Broadly speaking wide aperture lenses are easier to design the longer the focal length. The reason that you don't see any 400mm f/1.4 lenses is due to manufacturing difficulties, e.g. keeping dispersion low while producing elements of the size required for such apertures. It's worth restating that the designation f/1.4 means that the size of the aperture stop is the focal length divided by 1.4, which for a 400 f/1.4 is a whopping 285mm. Technically it's the image of the aperture stop that must be that size, which means the front element has to be at least that big.
If you look at the widest of Canon's superteles you see a pattern that 150mm seems to be about the limit of what is economical:
400/2.8 = 142mm
600/4.0 = 150mm
800/5.6 = 142mm
Lenses with focal length less that the registration distance (about 46mm for most DSLRs) have to incorporate what's known as a retrofocal design, which is essentially a reverse telephoto group (or "wide converter") at the back of the lens. The wider the lens the more corrections have to be performed due to the retrofocal design, and these corrections are more difficult for wide apertures lenses.
You can see this if you look at the design of the Canon 24mm f/2.8 and 50mm f/1.8:
Canon 24mm f/2.8

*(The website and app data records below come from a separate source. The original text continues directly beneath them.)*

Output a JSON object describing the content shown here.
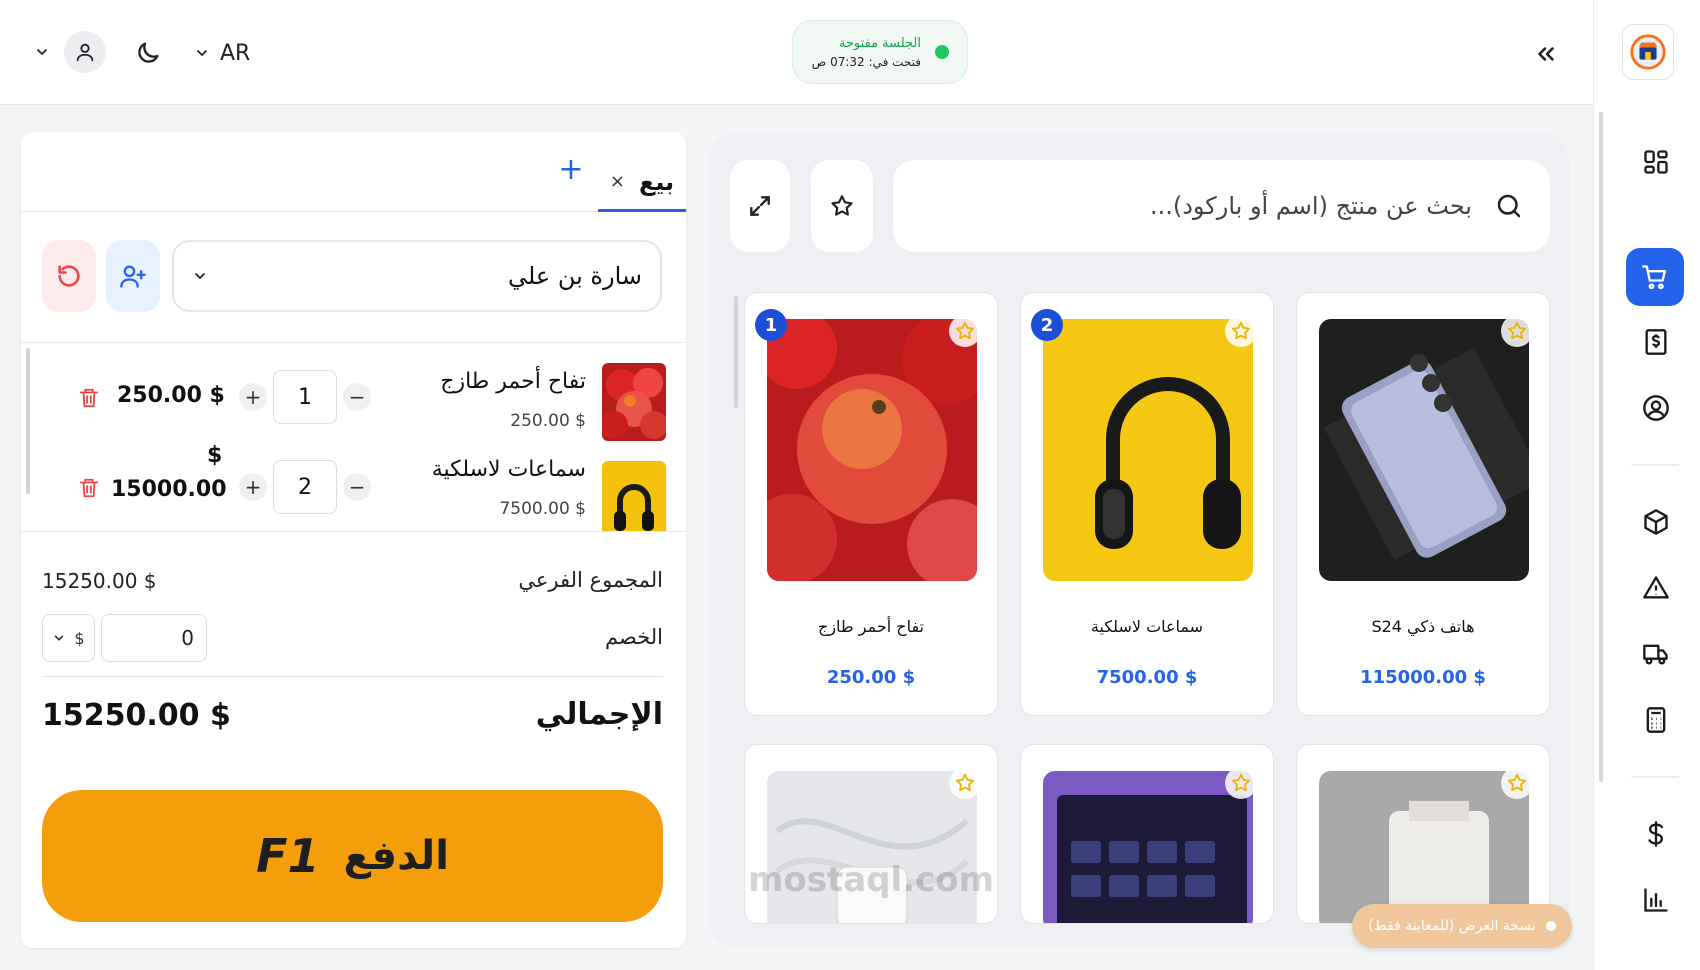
{
  "header": {
    "session": {
      "title": "الجلسة مفتوحة",
      "opened_at": "فتحت في: 07:32 ص"
    },
    "language": "AR"
  },
  "sidebar": {
    "items": [
      {
        "name": "dashboard",
        "icon": "grid-icon"
      },
      {
        "name": "pos-cart",
        "icon": "cart-icon",
        "active": true
      },
      {
        "name": "invoices",
        "icon": "receipt-icon"
      },
      {
        "name": "customers",
        "icon": "user-circle-icon"
      },
      {
        "name": "products",
        "icon": "box-icon"
      },
      {
        "name": "alerts",
        "icon": "warning-icon"
      },
      {
        "name": "shipping",
        "icon": "truck-icon"
      },
      {
        "name": "calculator",
        "icon": "calculator-icon"
      },
      {
        "name": "finance",
        "icon": "dollar-icon"
      },
      {
        "name": "reports",
        "icon": "chart-icon"
      }
    ],
    "accent": "#2563eb"
  },
  "cart": {
    "tab_label": "بيع",
    "tab_close": "×",
    "tab_add": "+",
    "customer": "سارة بن علي",
    "items": [
      {
        "name": "تفاح أحمر طازج",
        "unit_price": "250.00 $",
        "qty": "1",
        "line_total": "250.00 $",
        "thumb": "apple"
      },
      {
        "name": "سماعات لاسلكية",
        "unit_price": "7500.00 $",
        "qty": "2",
        "line_total_currency": "$",
        "line_total_amount": "15000.00",
        "thumb": "headphones"
      }
    ],
    "summary": {
      "subtotal_label": "المجموع الفرعي",
      "subtotal_value": "15250.00 $",
      "discount_label": "الخصم",
      "discount_value": "0",
      "discount_currency": "$",
      "total_label": "الإجمالي",
      "total_value": "15250.00 $"
    },
    "pay": {
      "label": "الدفع",
      "shortcut": "F1",
      "color": "#f59e0b"
    }
  },
  "products": {
    "search_placeholder": "بحث عن منتج (اسم أو باركود)...",
    "cards": [
      {
        "name": "هاتف ذكي S24",
        "price": "115000.00 $",
        "image": "phone"
      },
      {
        "name": "سماعات لاسلكية",
        "price": "7500.00 $",
        "image": "headphones",
        "badge": "2"
      },
      {
        "name": "تفاح أحمر طازج",
        "price": "250.00 $",
        "image": "apple",
        "badge": "1"
      },
      {
        "image": "coffee-bag"
      },
      {
        "image": "tv"
      },
      {
        "image": "charger"
      }
    ],
    "price_color": "#2563eb"
  },
  "demo_badge": "نسخة العرض (للمعاينة فقط)",
  "watermark": "mostaql.com"
}
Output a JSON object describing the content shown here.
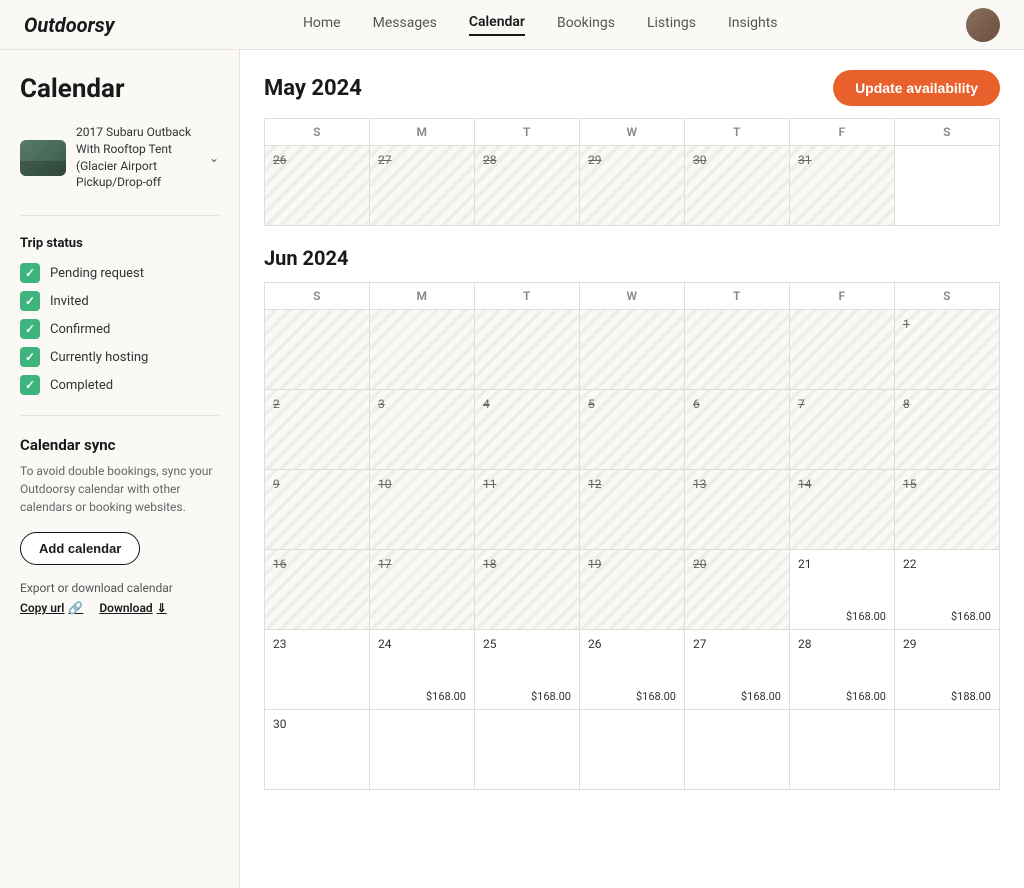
{
  "header": {
    "logo": "Outdoorsy",
    "nav": [
      {
        "label": "Home",
        "active": false
      },
      {
        "label": "Messages",
        "active": false
      },
      {
        "label": "Calendar",
        "active": true
      },
      {
        "label": "Bookings",
        "active": false
      },
      {
        "label": "Listings",
        "active": false
      },
      {
        "label": "Insights",
        "active": false
      }
    ]
  },
  "sidebar": {
    "title": "Calendar",
    "vehicle": {
      "name": "2017 Subaru Outback With Rooftop Tent (Glacier Airport Pickup/Drop-off"
    },
    "trip_status": {
      "label": "Trip status",
      "items": [
        {
          "label": "Pending request"
        },
        {
          "label": "Invited"
        },
        {
          "label": "Confirmed"
        },
        {
          "label": "Currently hosting"
        },
        {
          "label": "Completed"
        }
      ]
    },
    "calendar_sync": {
      "title": "Calendar sync",
      "description": "To avoid double bookings, sync your Outdoorsy calendar with other calendars or booking websites.",
      "add_button": "Add calendar",
      "export_label": "Export or download calendar",
      "copy_url_label": "Copy url",
      "download_label": "Download"
    }
  },
  "calendar": {
    "update_button": "Update availability",
    "may_2024": {
      "month_label": "May 2024",
      "dow": [
        "S",
        "M",
        "T",
        "W",
        "T",
        "F",
        "S"
      ],
      "rows": [
        [
          {
            "day": "26",
            "available": false,
            "price": null
          },
          {
            "day": "27",
            "available": false,
            "price": null
          },
          {
            "day": "28",
            "available": false,
            "price": null
          },
          {
            "day": "29",
            "available": false,
            "price": null
          },
          {
            "day": "30",
            "available": false,
            "price": null
          },
          {
            "day": "31",
            "available": false,
            "price": null
          },
          {
            "day": "",
            "available": false,
            "price": null,
            "empty": true
          }
        ]
      ]
    },
    "jun_2024": {
      "month_label": "Jun 2024",
      "dow": [
        "S",
        "M",
        "T",
        "W",
        "T",
        "F",
        "S"
      ],
      "rows": [
        [
          {
            "day": "",
            "available": false,
            "price": null,
            "empty": true
          },
          {
            "day": "",
            "available": false,
            "price": null,
            "empty": true
          },
          {
            "day": "",
            "available": false,
            "price": null,
            "empty": true
          },
          {
            "day": "",
            "available": false,
            "price": null,
            "empty": true
          },
          {
            "day": "",
            "available": false,
            "price": null,
            "empty": true
          },
          {
            "day": "",
            "available": false,
            "price": null,
            "empty": true
          },
          {
            "day": "1",
            "available": false,
            "price": null
          }
        ],
        [
          {
            "day": "2",
            "available": false,
            "price": null
          },
          {
            "day": "3",
            "available": false,
            "price": null
          },
          {
            "day": "4",
            "available": false,
            "price": null
          },
          {
            "day": "5",
            "available": false,
            "price": null
          },
          {
            "day": "6",
            "available": false,
            "price": null
          },
          {
            "day": "7",
            "available": false,
            "price": null
          },
          {
            "day": "8",
            "available": false,
            "price": null
          }
        ],
        [
          {
            "day": "9",
            "available": false,
            "price": null
          },
          {
            "day": "10",
            "available": false,
            "price": null
          },
          {
            "day": "11",
            "available": false,
            "price": null
          },
          {
            "day": "12",
            "available": false,
            "price": null
          },
          {
            "day": "13",
            "available": false,
            "price": null
          },
          {
            "day": "14",
            "available": false,
            "price": null
          },
          {
            "day": "15",
            "available": false,
            "price": null
          }
        ],
        [
          {
            "day": "16",
            "available": false,
            "price": null
          },
          {
            "day": "17",
            "available": false,
            "price": null
          },
          {
            "day": "18",
            "available": false,
            "price": null
          },
          {
            "day": "19",
            "available": false,
            "price": null
          },
          {
            "day": "20",
            "available": false,
            "price": null
          },
          {
            "day": "21",
            "available": true,
            "price": "$168.00"
          },
          {
            "day": "22",
            "available": true,
            "price": "$168.00"
          }
        ],
        [
          {
            "day": "23",
            "available": true,
            "price": null
          },
          {
            "day": "24",
            "available": true,
            "price": "$168.00"
          },
          {
            "day": "25",
            "available": true,
            "price": "$168.00"
          },
          {
            "day": "26",
            "available": true,
            "price": "$168.00"
          },
          {
            "day": "27",
            "available": true,
            "price": "$168.00"
          },
          {
            "day": "28",
            "available": true,
            "price": "$168.00"
          },
          {
            "day": "29",
            "available": true,
            "price": "$188.00"
          }
        ],
        [
          {
            "day": "30",
            "available": true,
            "price": null
          },
          {
            "day": "",
            "available": false,
            "price": null,
            "empty": true
          },
          {
            "day": "",
            "available": false,
            "price": null,
            "empty": true
          },
          {
            "day": "",
            "available": false,
            "price": null,
            "empty": true
          },
          {
            "day": "",
            "available": false,
            "price": null,
            "empty": true
          },
          {
            "day": "",
            "available": false,
            "price": null,
            "empty": true
          },
          {
            "day": "",
            "available": false,
            "price": null,
            "empty": true
          }
        ]
      ]
    }
  }
}
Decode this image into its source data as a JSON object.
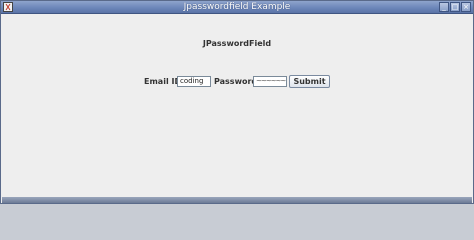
{
  "window": {
    "title": "Jpasswordfield Example",
    "minimize_glyph": "_",
    "maximize_glyph": "□",
    "close_glyph": "×"
  },
  "form": {
    "heading": "JPasswordField",
    "email_label": "Email ID:",
    "email_value": "coding",
    "password_label": "Password:",
    "password_mask": "~~~~~~",
    "submit_label": "Submit"
  },
  "icons": {
    "app": "java-app-icon",
    "minimize": "minimize-icon",
    "maximize": "maximize-icon",
    "close": "close-icon"
  },
  "colors": {
    "titlebar": "#6b85b8",
    "background": "#eeeeee",
    "text": "#333333"
  }
}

The reason 50mm offer such good price/performance ratio when it comes to aperture is that for 35mm cameras that 50mm sits at the sweet spot where the focal length is long enough to allow a simpler non retrofocal design, but not too long that large pieces of glass have to be used to give a good f/number.